◆ What you need to do ◆
Repeat every record exactly.

**** Exercise input ****

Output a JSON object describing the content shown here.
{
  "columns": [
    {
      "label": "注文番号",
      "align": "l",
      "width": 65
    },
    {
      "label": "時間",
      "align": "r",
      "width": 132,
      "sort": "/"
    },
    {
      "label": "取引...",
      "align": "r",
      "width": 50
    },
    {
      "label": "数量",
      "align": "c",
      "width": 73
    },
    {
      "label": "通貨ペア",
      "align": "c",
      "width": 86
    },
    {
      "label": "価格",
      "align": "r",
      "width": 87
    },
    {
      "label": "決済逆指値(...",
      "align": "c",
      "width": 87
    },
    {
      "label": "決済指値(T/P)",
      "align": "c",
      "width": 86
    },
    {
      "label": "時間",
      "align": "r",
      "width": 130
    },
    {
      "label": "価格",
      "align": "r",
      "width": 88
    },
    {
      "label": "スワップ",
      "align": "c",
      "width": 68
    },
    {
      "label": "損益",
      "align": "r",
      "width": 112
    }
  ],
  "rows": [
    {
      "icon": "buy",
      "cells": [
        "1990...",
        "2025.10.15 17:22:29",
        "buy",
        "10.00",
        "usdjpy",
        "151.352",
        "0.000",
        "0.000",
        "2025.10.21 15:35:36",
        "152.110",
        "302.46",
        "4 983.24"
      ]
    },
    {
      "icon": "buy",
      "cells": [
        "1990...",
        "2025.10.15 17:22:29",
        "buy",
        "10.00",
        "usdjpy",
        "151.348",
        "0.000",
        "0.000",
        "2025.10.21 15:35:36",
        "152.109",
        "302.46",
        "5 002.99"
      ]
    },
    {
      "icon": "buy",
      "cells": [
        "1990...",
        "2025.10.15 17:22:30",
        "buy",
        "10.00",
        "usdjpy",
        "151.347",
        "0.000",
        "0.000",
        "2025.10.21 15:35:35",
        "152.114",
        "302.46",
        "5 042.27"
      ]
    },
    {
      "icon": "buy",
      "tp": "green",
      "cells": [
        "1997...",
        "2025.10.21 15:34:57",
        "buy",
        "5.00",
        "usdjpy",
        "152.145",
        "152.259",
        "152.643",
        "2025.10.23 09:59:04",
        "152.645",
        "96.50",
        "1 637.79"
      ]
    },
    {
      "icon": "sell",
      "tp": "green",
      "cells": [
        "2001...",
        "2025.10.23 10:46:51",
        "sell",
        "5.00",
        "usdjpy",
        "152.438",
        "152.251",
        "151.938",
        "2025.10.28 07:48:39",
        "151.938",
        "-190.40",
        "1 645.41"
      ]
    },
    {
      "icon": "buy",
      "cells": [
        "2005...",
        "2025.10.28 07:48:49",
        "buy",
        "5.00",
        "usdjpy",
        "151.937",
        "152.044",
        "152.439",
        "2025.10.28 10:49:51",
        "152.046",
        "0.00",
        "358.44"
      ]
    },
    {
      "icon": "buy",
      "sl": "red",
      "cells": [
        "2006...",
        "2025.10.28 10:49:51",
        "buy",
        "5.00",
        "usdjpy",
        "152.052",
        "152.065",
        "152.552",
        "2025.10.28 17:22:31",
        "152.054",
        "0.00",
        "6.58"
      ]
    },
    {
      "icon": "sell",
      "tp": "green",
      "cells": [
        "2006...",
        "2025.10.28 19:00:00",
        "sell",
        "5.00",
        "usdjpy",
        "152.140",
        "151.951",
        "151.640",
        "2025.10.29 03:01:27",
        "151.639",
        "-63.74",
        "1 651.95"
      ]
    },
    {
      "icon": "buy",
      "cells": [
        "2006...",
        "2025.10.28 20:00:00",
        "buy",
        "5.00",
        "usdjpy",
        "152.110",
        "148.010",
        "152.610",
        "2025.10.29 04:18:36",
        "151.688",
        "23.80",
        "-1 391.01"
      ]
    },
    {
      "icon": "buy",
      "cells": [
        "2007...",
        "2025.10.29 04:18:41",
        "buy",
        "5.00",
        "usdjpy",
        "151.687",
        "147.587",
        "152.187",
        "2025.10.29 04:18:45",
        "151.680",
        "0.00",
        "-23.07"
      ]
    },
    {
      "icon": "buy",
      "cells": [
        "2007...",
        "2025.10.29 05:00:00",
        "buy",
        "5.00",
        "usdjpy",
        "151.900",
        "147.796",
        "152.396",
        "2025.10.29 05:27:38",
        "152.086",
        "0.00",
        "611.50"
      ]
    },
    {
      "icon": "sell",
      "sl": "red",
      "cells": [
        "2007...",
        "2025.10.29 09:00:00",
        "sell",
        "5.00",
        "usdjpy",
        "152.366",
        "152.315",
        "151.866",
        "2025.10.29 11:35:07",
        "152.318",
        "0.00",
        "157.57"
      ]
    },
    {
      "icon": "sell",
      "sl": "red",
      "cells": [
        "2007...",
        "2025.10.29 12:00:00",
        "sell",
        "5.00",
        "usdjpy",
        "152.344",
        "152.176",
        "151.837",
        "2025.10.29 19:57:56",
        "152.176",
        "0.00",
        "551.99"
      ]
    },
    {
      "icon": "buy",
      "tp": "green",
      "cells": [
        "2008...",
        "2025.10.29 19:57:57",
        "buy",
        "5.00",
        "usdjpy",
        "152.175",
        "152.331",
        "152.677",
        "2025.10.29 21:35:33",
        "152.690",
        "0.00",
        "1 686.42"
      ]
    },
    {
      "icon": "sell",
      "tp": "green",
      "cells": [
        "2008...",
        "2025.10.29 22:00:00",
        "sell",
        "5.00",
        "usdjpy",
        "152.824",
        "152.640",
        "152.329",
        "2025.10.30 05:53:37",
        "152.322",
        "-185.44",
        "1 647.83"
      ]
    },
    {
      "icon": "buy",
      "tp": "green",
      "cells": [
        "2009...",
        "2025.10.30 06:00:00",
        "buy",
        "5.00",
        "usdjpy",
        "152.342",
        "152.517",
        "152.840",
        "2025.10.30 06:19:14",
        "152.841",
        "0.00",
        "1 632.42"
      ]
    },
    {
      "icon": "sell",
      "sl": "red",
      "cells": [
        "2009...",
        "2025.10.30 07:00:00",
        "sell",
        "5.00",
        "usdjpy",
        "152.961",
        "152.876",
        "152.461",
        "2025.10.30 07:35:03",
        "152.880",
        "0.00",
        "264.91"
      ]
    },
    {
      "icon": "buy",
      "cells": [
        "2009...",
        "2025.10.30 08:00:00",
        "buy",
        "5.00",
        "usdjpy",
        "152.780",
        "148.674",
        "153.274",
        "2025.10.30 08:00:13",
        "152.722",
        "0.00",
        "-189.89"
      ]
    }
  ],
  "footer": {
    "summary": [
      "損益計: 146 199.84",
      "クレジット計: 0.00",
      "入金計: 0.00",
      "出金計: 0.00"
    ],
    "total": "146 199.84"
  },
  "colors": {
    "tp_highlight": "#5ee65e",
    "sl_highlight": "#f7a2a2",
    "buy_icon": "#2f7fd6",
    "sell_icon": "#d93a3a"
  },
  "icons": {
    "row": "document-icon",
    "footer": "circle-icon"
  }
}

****

◆ Solution to the problem ◆
Output a JSON object describing the content shown here.
{
  "columns": [
    {
      "label": "注文番号",
      "align": "l",
      "width": 65
    },
    {
      "label": "時間",
      "align": "r",
      "width": 132,
      "sort": "/"
    },
    {
      "label": "取引...",
      "align": "r",
      "width": 50
    },
    {
      "label": "数量",
      "align": "c",
      "width": 73
    },
    {
      "label": "通貨ペア",
      "align": "c",
      "width": 86
    },
    {
      "label": "価格",
      "align": "r",
      "width": 87
    },
    {
      "label": "決済逆指値(...",
      "align": "c",
      "width": 87
    },
    {
      "label": "決済指値(T/P)",
      "align": "c",
      "width": 86
    },
    {
      "label": "時間",
      "align": "r",
      "width": 130
    },
    {
      "label": "価格",
      "align": "r",
      "width": 88
    },
    {
      "label": "スワップ",
      "align": "c",
      "width": 68
    },
    {
      "label": "損益",
      "align": "r",
      "width": 112
    }
  ],
  "rows": [
    {
      "icon": "buy",
      "cells": [
        "1990...",
        "2025.10.15 17:22:29",
        "buy",
        "10.00",
        "usdjpy",
        "151.352",
        "0.000",
        "0.000",
        "2025.10.21 15:35:36",
        "152.110",
        "302.46",
        "4 983.24"
      ]
    },
    {
      "icon": "buy",
      "cells": [
        "1990...",
        "2025.10.15 17:22:29",
        "buy",
        "10.00",
        "usdjpy",
        "151.348",
        "0.000",
        "0.000",
        "2025.10.21 15:35:36",
        "152.109",
        "302.46",
        "5 002.99"
      ]
    },
    {
      "icon": "buy",
      "cells": [
        "1990...",
        "2025.10.15 17:22:30",
        "buy",
        "10.00",
        "usdjpy",
        "151.347",
        "0.000",
        "0.000",
        "2025.10.21 15:35:35",
        "152.114",
        "302.46",
        "5 042.27"
      ]
    },
    {
      "icon": "buy",
      "tp": "green",
      "cells": [
        "1997...",
        "2025.10.21 15:34:57",
        "buy",
        "5.00",
        "usdjpy",
        "152.145",
        "152.259",
        "152.643",
        "2025.10.23 09:59:04",
        "152.645",
        "96.50",
        "1 637.79"
      ]
    },
    {
      "icon": "sell",
      "tp": "green",
      "cells": [
        "2001...",
        "2025.10.23 10:46:51",
        "sell",
        "5.00",
        "usdjpy",
        "152.438",
        "152.251",
        "151.938",
        "2025.10.28 07:48:39",
        "151.938",
        "-190.40",
        "1 645.41"
      ]
    },
    {
      "icon": "buy",
      "cells": [
        "2005...",
        "2025.10.28 07:48:49",
        "buy",
        "5.00",
        "usdjpy",
        "151.937",
        "152.044",
        "152.439",
        "2025.10.28 10:49:51",
        "152.046",
        "0.00",
        "358.44"
      ]
    },
    {
      "icon": "buy",
      "sl": "red",
      "cells": [
        "2006...",
        "2025.10.28 10:49:51",
        "buy",
        "5.00",
        "usdjpy",
        "152.052",
        "152.065",
        "152.552",
        "2025.10.28 17:22:31",
        "152.054",
        "0.00",
        "6.58"
      ]
    },
    {
      "icon": "sell",
      "tp": "green",
      "cells": [
        "2006...",
        "2025.10.28 19:00:00",
        "sell",
        "5.00",
        "usdjpy",
        "152.140",
        "151.951",
        "151.640",
        "2025.10.29 03:01:27",
        "151.639",
        "-63.74",
        "1 651.95"
      ]
    },
    {
      "icon": "buy",
      "cells": [
        "2006...",
        "2025.10.28 20:00:00",
        "buy",
        "5.00",
        "usdjpy",
        "152.110",
        "148.010",
        "152.610",
        "2025.10.29 04:18:36",
        "151.688",
        "23.80",
        "-1 391.01"
      ]
    },
    {
      "icon": "buy",
      "cells": [
        "2007...",
        "2025.10.29 04:18:41",
        "buy",
        "5.00",
        "usdjpy",
        "151.687",
        "147.587",
        "152.187",
        "2025.10.29 04:18:45",
        "151.680",
        "0.00",
        "-23.07"
      ]
    },
    {
      "icon": "buy",
      "cells": [
        "2007...",
        "2025.10.29 05:00:00",
        "buy",
        "5.00",
        "usdjpy",
        "151.900",
        "147.796",
        "152.396",
        "2025.10.29 05:27:38",
        "152.086",
        "0.00",
        "611.50"
      ]
    },
    {
      "icon": "sell",
      "sl": "red",
      "cells": [
        "2007...",
        "2025.10.29 09:00:00",
        "sell",
        "5.00",
        "usdjpy",
        "152.366",
        "152.315",
        "151.866",
        "2025.10.29 11:35:07",
        "152.318",
        "0.00",
        "157.57"
      ]
    },
    {
      "icon": "sell",
      "sl": "red",
      "cells": [
        "2007...",
        "2025.10.29 12:00:00",
        "sell",
        "5.00",
        "usdjpy",
        "152.344",
        "152.176",
        "151.837",
        "2025.10.29 19:57:56",
        "152.176",
        "0.00",
        "551.99"
      ]
    },
    {
      "icon": "buy",
      "tp": "green",
      "cells": [
        "2008...",
        "2025.10.29 19:57:57",
        "buy",
        "5.00",
        "usdjpy",
        "152.175",
        "152.331",
        "152.677",
        "2025.10.29 21:35:33",
        "152.690",
        "0.00",
        "1 686.42"
      ]
    },
    {
      "icon": "sell",
      "tp": "green",
      "cells": [
        "2008...",
        "2025.10.29 22:00:00",
        "sell",
        "5.00",
        "usdjpy",
        "152.824",
        "152.640",
        "152.329",
        "2025.10.30 05:53:37",
        "152.322",
        "-185.44",
        "1 647.83"
      ]
    },
    {
      "icon": "buy",
      "tp": "green",
      "cells": [
        "2009...",
        "2025.10.30 06:00:00",
        "buy",
        "5.00",
        "usdjpy",
        "152.342",
        "152.517",
        "152.840",
        "2025.10.30 06:19:14",
        "152.841",
        "0.00",
        "1 632.42"
      ]
    },
    {
      "icon": "sell",
      "sl": "red",
      "cells": [
        "2009...",
        "2025.10.30 07:00:00",
        "sell",
        "5.00",
        "usdjpy",
        "152.961",
        "152.876",
        "152.461",
        "2025.10.30 07:35:03",
        "152.880",
        "0.00",
        "264.91"
      ]
    },
    {
      "icon": "buy",
      "cells": [
        "2009...",
        "2025.10.30 08:00:00",
        "buy",
        "5.00",
        "usdjpy",
        "152.780",
        "148.674",
        "153.274",
        "2025.10.30 08:00:13",
        "152.722",
        "0.00",
        "-189.89"
      ]
    }
  ],
  "footer": {
    "summary": [
      "損益計: 146 199.84",
      "クレジット計: 0.00",
      "入金計: 0.00",
      "出金計: 0.00"
    ],
    "total": "146 199.84"
  },
  "colors": {
    "tp_highlight": "#5ee65e",
    "sl_highlight": "#f7a2a2",
    "buy_icon": "#2f7fd6",
    "sell_icon": "#d93a3a"
  },
  "icons": {
    "row": "document-icon",
    "footer": "circle-icon"
  }
}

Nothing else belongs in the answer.